>>>
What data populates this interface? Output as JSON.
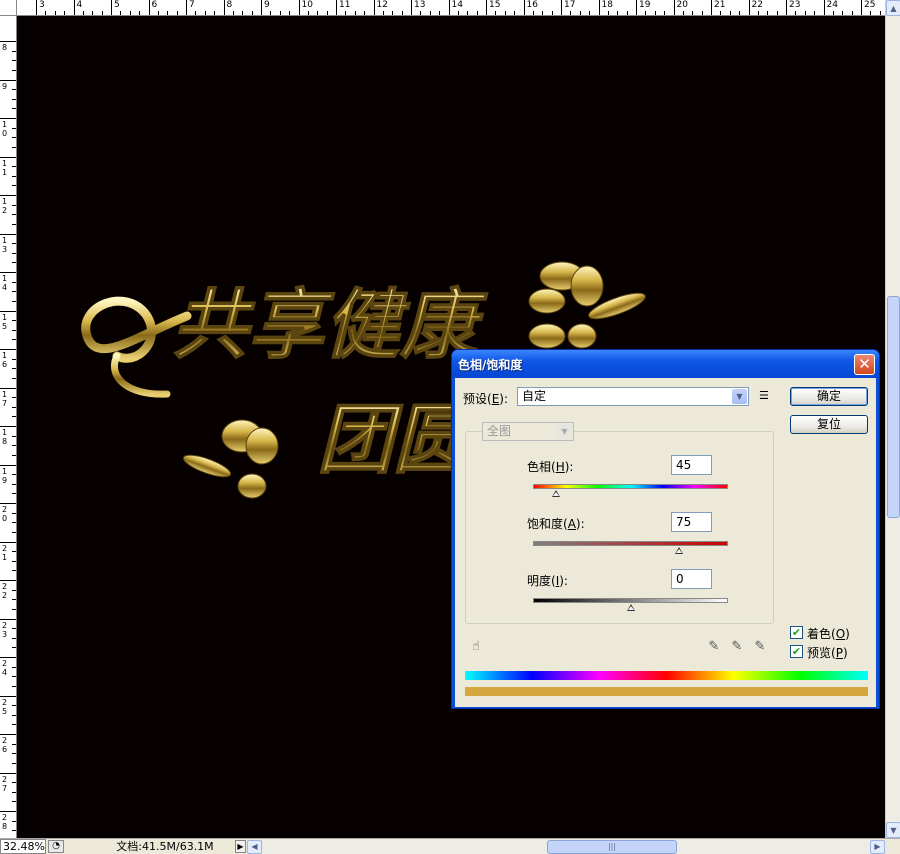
{
  "ruler": {
    "top_labels": [
      "3",
      "4",
      "5",
      "6",
      "7",
      "8",
      "9",
      "10",
      "11",
      "12",
      "13",
      "14",
      "15",
      "16",
      "17",
      "18",
      "19",
      "20",
      "21",
      "22",
      "23",
      "24",
      "25"
    ],
    "left_labels": [
      "8",
      "9",
      "10",
      "11",
      "12",
      "13",
      "14",
      "15",
      "16",
      "17",
      "18",
      "19",
      "20",
      "21",
      "22",
      "23",
      "24",
      "25",
      "26",
      "27",
      "28"
    ]
  },
  "canvas": {
    "artwork_line1": "共享健康",
    "artwork_line2": "团圆",
    "background": "#070000",
    "text_color": "#d4b54a"
  },
  "status_bar": {
    "zoom": "32.48%",
    "doc_info": "文档:41.5M/63.1M"
  },
  "dialog": {
    "title": "色相/饱和度",
    "close_glyph": "✕",
    "preset_label_pre": "预设(",
    "preset_key": "E",
    "preset_label_post": "):",
    "preset_value": "自定",
    "ok_label": "确定",
    "reset_label": "复位",
    "channel_value": "全图",
    "hue": {
      "label_pre": "色相(",
      "key": "H",
      "label_post": "):",
      "value": "45",
      "level_fraction": 0.12
    },
    "saturation": {
      "label_pre": "饱和度(",
      "key": "A",
      "label_post": "):",
      "value": "75",
      "level_fraction": 0.75
    },
    "lightness": {
      "label_pre": "明度(",
      "key": "I",
      "label_post": "):",
      "value": "0",
      "level_fraction": 0.5
    },
    "colorize": {
      "label_pre": "着色(",
      "key": "O",
      "label_post": ")",
      "checked": true
    },
    "preview": {
      "label_pre": "预览(",
      "key": "P",
      "label_post": ")",
      "checked": true
    },
    "result_color": "#d4a83e"
  }
}
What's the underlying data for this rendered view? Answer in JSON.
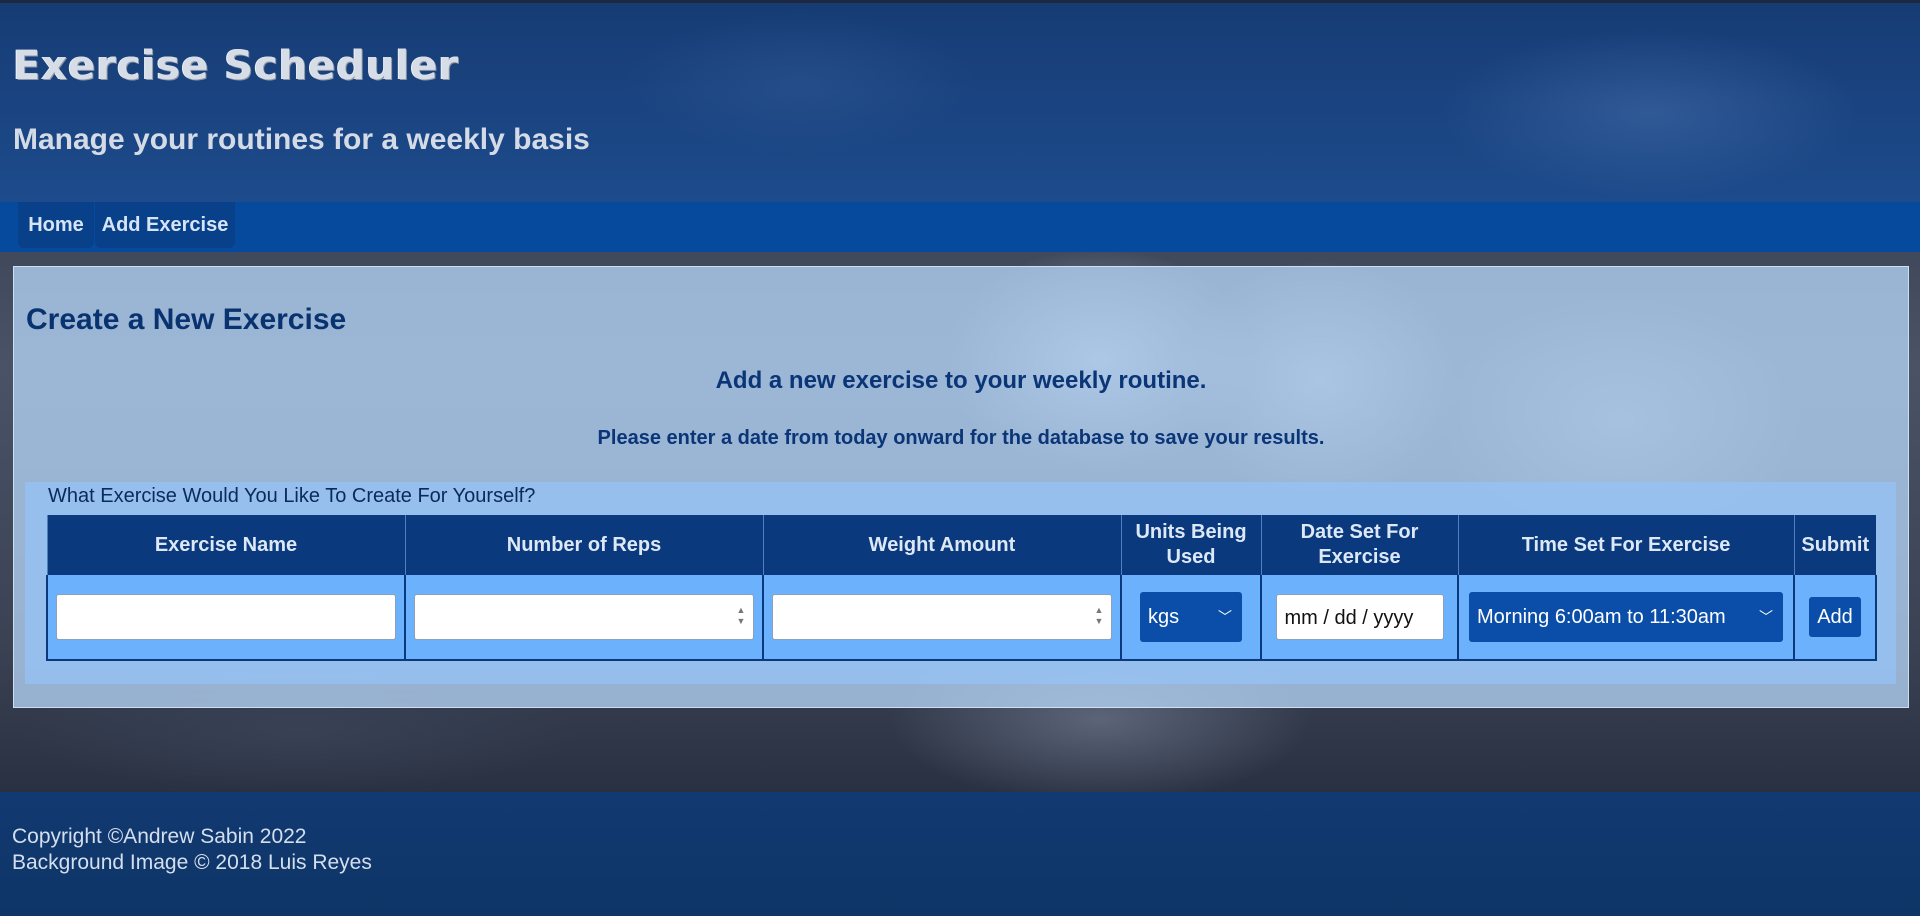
{
  "header": {
    "title": "Exercise Scheduler",
    "subtitle": "Manage your routines for a weekly basis"
  },
  "nav": {
    "items": [
      {
        "label": "Home"
      },
      {
        "label": "Add Exercise"
      }
    ]
  },
  "main": {
    "title": "Create a New Exercise",
    "intro": "Add a new exercise to your weekly routine.",
    "note": "Please enter a date from today onward for the database to save your results.",
    "form": {
      "legend": "What Exercise Would You Like To Create For Yourself?",
      "columns": [
        "Exercise Name",
        "Number of Reps",
        "Weight Amount",
        "Units Being Used",
        "Date Set For Exercise",
        "Time Set For Exercise",
        "Submit"
      ],
      "exercise_name_value": "",
      "reps_value": "",
      "weight_value": "",
      "units_selected": "kgs",
      "date_placeholder": "mm / dd / yyyy",
      "time_selected": "Morning 6:00am to 11:30am",
      "submit_label": "Add"
    }
  },
  "footer": {
    "copyright": "Copyright ©Andrew Sabin 2022",
    "background_credit": "Background Image © 2018 Luis Reyes"
  },
  "colors": {
    "header_bg": "#1d4b8c",
    "nav_bg": "#064a9e",
    "table_header_bg": "#0a3a7d",
    "table_cell_bg": "#6cb1fc",
    "control_bg": "#0a4ea9"
  }
}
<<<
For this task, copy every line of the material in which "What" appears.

[SOLUTION]:
What data populates this interface? Output as JSON.
What's the underlying data for this rendered view? Answer in JSON.
      "legend": "What Exercise Would You Like To Create For Yourself?",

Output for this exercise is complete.